I am a male in my forties, married without kids, “parent” to a well-mannered dog. In reading Mr. Baldwin, there are parts of the struggle that I intellectually recognize as difficult. I can look back to inequities in the outcomes and treatment for people of color in the day and see wrong. I see efforts to legislate change as well meaning movements towards justice aimed at the legacy of institutional wrong. I see the struggle there is with race in elements of society in 2017, and the honest difficulty people have in how society thinks about racial violence, policing, access to fair treatment in professional opportunities, and more. My early experiences with race are not the same as James Baldwin‘s in Much of the account is deeply personal, getting into the daily frustrations. Baldwin helps you feel the intimately devastating realities of needing to have a gimmick to struggle with being black and poor in Harlem. He provides the context of needing a “gimmick” to overcome the carnal or religious seductions of this time and place; he sees education as a path that led to nothing for too many. Regarding education, Baldwin sees that merit in educational accomplishment wasn’t rewarded with professional opportunity.

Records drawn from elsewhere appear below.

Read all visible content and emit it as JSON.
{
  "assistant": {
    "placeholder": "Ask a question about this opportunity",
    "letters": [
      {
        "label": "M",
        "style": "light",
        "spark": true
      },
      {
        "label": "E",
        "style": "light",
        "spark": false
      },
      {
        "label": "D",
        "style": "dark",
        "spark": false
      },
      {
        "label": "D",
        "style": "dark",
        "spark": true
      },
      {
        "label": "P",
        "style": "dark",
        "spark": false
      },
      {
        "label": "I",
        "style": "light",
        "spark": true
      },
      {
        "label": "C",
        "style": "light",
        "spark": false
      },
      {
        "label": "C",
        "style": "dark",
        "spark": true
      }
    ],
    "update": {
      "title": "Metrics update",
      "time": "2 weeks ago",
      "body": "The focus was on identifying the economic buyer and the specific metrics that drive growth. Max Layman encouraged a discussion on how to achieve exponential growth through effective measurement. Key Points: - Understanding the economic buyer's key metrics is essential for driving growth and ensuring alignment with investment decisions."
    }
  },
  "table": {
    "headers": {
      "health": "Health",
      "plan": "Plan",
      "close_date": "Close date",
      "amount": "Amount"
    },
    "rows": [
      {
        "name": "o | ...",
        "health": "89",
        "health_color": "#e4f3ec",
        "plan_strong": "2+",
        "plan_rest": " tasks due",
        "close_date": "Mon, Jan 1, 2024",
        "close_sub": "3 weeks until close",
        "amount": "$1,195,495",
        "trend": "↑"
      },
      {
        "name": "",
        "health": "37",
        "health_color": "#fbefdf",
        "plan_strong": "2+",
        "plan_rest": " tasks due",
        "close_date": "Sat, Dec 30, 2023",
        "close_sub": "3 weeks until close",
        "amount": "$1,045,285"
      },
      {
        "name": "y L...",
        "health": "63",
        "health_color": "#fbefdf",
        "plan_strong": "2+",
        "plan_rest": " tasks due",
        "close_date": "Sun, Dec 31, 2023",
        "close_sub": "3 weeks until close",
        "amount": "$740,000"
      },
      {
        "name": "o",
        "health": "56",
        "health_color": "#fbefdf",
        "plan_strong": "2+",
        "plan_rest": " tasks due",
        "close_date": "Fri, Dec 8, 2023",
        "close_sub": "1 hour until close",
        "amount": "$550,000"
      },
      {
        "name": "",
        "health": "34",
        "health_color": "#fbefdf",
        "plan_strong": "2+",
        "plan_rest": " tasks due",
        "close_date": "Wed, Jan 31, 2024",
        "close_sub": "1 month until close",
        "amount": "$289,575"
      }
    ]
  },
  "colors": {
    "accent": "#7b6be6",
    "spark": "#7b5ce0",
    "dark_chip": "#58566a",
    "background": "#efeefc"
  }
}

The first letter in The Fire Next Time was “My Dungeon Shook: Letter to My Nephew on the One Hundredth Anniversary of the Emancipation.” This reflected Baldwin‘s evaluation on the racism in America in the 1960’s, along with guidance to his nephew for behaving as a catalyst for changing the fortunes of an aggrieved black population. Baldwin contends, as this excerpt from eNotes shares, that “White America holds fast to ideals that are not actually practiced. This failure to practice its ideals is proven in its steadfast denial of the value of black lives. Baldwin tells his nephew that American society has narrowly circumscribed his world so that his dreams will never move beyond the street corner of the Harlem ghetto.”
The second, longer essay for The Fire Next Time is “Down at the Cross: Letter from a Region in My Mind.” In this essay, Baldwin first discusses the how growing up in the Harlem ghetto lead him to becoming involved in the church, almost competing with his father who simultaneously preached at the church. Later, Baldwin reflects on the black nationalism as occasioned in meeting with Elijah Muhammad of the Nation of Islam. In the the third movement here, Baldwin offers solutions to the racial conflict confronting America in 1963.
Much of the account is deeply personal, getting into the daily frustrations. Baldwin helps you feel the intimately devastating realities of needing to have a gimmick to struggle with being black and poor in Harlem. He provides the context of needing a “gimmick” to overcome the carnal or religious seductions of this time and place; he sees education as a path that led to nothing for too many. Regarding education, Baldwin sees that merit in educational accomplishment wasn’t rewarded with professional opportunity.
(Quote from The Fire Next Time)
The broader message, that is solution, that James Baldwin offers in The Fire Next Time was that both white America and black America broaden its conceptions of reality in order to transcend their experience, beliefs, and fears with relation to their own stereotypes of themselves and others. The effort to reach across the gulf of difference in a real sense, not simply through legislation but in actual practice, is where meaningful change would and could be realized for the benefit of an aggrieved and aggrieving population.
Overall, I give the book 3.5-stars out of 5.
Matt – Monday, May 29, 2017